[Dataset content — start]

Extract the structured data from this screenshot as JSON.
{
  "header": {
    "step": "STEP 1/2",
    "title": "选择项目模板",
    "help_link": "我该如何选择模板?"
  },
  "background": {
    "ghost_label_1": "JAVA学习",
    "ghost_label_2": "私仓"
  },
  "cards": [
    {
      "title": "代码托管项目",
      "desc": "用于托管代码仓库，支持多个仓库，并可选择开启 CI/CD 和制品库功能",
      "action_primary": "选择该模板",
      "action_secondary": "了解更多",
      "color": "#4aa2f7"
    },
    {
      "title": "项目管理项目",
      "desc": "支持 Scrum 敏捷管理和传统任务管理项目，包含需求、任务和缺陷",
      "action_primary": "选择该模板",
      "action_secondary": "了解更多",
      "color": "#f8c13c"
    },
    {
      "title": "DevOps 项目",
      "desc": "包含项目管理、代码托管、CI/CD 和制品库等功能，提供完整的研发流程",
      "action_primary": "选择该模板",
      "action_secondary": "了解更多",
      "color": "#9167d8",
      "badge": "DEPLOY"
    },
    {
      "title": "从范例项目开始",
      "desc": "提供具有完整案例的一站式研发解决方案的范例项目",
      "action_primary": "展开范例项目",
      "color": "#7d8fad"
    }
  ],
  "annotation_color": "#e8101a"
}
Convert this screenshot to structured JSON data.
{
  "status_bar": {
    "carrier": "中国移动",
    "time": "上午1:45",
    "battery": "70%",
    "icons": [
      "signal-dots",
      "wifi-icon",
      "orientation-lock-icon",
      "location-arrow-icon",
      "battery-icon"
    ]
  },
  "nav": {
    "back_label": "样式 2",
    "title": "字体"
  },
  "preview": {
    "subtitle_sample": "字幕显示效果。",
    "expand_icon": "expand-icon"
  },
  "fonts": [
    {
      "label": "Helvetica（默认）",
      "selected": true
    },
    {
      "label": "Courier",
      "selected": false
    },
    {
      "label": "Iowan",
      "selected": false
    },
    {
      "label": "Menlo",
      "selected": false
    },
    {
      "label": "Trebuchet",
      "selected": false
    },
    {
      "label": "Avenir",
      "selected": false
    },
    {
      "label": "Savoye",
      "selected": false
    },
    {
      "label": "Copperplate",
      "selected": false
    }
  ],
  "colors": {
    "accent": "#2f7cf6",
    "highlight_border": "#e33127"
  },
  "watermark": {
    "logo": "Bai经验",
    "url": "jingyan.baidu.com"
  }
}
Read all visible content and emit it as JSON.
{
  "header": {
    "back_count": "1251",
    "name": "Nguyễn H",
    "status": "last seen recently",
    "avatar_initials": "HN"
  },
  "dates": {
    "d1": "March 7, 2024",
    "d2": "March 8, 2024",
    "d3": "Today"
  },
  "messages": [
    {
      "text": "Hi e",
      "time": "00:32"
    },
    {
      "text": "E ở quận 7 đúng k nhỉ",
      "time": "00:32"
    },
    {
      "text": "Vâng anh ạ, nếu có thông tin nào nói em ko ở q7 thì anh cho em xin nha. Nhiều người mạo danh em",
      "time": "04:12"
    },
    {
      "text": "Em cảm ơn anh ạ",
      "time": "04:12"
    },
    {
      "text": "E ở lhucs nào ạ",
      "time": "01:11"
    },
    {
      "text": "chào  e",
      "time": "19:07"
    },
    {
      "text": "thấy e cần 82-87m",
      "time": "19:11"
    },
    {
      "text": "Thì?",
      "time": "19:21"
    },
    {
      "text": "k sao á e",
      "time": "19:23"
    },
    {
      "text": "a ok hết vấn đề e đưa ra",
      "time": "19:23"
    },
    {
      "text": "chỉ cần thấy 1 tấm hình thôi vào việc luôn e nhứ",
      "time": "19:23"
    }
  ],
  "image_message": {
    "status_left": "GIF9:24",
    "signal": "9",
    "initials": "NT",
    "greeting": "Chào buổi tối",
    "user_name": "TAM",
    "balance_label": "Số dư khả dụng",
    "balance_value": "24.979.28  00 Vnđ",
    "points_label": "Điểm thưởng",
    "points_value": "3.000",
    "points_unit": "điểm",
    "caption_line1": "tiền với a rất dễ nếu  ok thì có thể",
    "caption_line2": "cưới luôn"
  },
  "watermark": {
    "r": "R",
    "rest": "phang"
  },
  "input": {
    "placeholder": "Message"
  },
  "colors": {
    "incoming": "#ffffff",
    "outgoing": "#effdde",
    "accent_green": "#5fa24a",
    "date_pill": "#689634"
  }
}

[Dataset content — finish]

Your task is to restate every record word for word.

Solution for this exercise
Extract the structured data from this screenshot as JSON.
{
  "header": {
    "step": "STEP 1/2",
    "title": "选择项目模板",
    "help_link": "我该如何选择模板?"
  },
  "background": {
    "ghost_label_1": "JAVA学习",
    "ghost_label_2": "私仓"
  },
  "cards": [
    {
      "title": "代码托管项目",
      "desc": "用于托管代码仓库，支持多个仓库，并可选择开启 CI/CD 和制品库功能",
      "action_primary": "选择该模板",
      "action_secondary": "了解更多",
      "color": "#4aa2f7"
    },
    {
      "title": "项目管理项目",
      "desc": "支持 Scrum 敏捷管理和传统任务管理项目，包含需求、任务和缺陷",
      "action_primary": "选择该模板",
      "action_secondary": "了解更多",
      "color": "#f8c13c"
    },
    {
      "title": "DevOps 项目",
      "desc": "包含项目管理、代码托管、CI/CD 和制品库等功能，提供完整的研发流程",
      "action_primary": "选择该模板",
      "action_secondary": "了解更多",
      "color": "#9167d8",
      "badge": "DEPLOY"
    },
    {
      "title": "从范例项目开始",
      "desc": "提供具有完整案例的一站式研发解决方案的范例项目",
      "action_primary": "展开范例项目",
      "color": "#7d8fad"
    }
  ],
  "annotation_color": "#e8101a"
}
Convert this screenshot to structured JSON data.
{
  "status_bar": {
    "carrier": "中国移动",
    "time": "上午1:45",
    "battery": "70%",
    "icons": [
      "signal-dots",
      "wifi-icon",
      "orientation-lock-icon",
      "location-arrow-icon",
      "battery-icon"
    ]
  },
  "nav": {
    "back_label": "样式 2",
    "title": "字体"
  },
  "preview": {
    "subtitle_sample": "字幕显示效果。",
    "expand_icon": "expand-icon"
  },
  "fonts": [
    {
      "label": "Helvetica（默认）",
      "selected": true
    },
    {
      "label": "Courier",
      "selected": false
    },
    {
      "label": "Iowan",
      "selected": false
    },
    {
      "label": "Menlo",
      "selected": false
    },
    {
      "label": "Trebuchet",
      "selected": false
    },
    {
      "label": "Avenir",
      "selected": false
    },
    {
      "label": "Savoye",
      "selected": false
    },
    {
      "label": "Copperplate",
      "selected": false
    }
  ],
  "colors": {
    "accent": "#2f7cf6",
    "highlight_border": "#e33127"
  },
  "watermark": {
    "logo": "Bai经验",
    "url": "jingyan.baidu.com"
  }
}
Read all visible content and emit it as JSON.
{
  "header": {
    "back_count": "1251",
    "name": "Nguyễn H",
    "status": "last seen recently",
    "avatar_initials": "HN"
  },
  "dates": {
    "d1": "March 7, 2024",
    "d2": "March 8, 2024",
    "d3": "Today"
  },
  "messages": [
    {
      "text": "Hi e",
      "time": "00:32"
    },
    {
      "text": "E ở quận 7 đúng k nhỉ",
      "time": "00:32"
    },
    {
      "text": "Vâng anh ạ, nếu có thông tin nào nói em ko ở q7 thì anh cho em xin nha. Nhiều người mạo danh em",
      "time": "04:12"
    },
    {
      "text": "Em cảm ơn anh ạ",
      "time": "04:12"
    },
    {
      "text": "E ở lhucs nào ạ",
      "time": "01:11"
    },
    {
      "text": "chào  e",
      "time": "19:07"
    },
    {
      "text": "thấy e cần 82-87m",
      "time": "19:11"
    },
    {
      "text": "Thì?",
      "time": "19:21"
    },
    {
      "text": "k sao á e",
      "time": "19:23"
    },
    {
      "text": "a ok hết vấn đề e đưa ra",
      "time": "19:23"
    },
    {
      "text": "chỉ cần thấy 1 tấm hình thôi vào việc luôn e nhứ",
      "time": "19:23"
    }
  ],
  "image_message": {
    "status_left": "GIF9:24",
    "signal": "9",
    "initials": "NT",
    "greeting": "Chào buổi tối",
    "user_name": "TAM",
    "balance_label": "Số dư khả dụng",
    "balance_value": "24.979.28  00 Vnđ",
    "points_label": "Điểm thưởng",
    "points_value": "3.000",
    "points_unit": "điểm",
    "caption_line1": "tiền với a rất dễ nếu  ok thì có thể",
    "caption_line2": "cưới luôn"
  },
  "watermark": {
    "r": "R",
    "rest": "phang"
  },
  "input": {
    "placeholder": "Message"
  },
  "colors": {
    "incoming": "#ffffff",
    "outgoing": "#effdde",
    "accent_green": "#5fa24a",
    "date_pill": "#689634"
  }
}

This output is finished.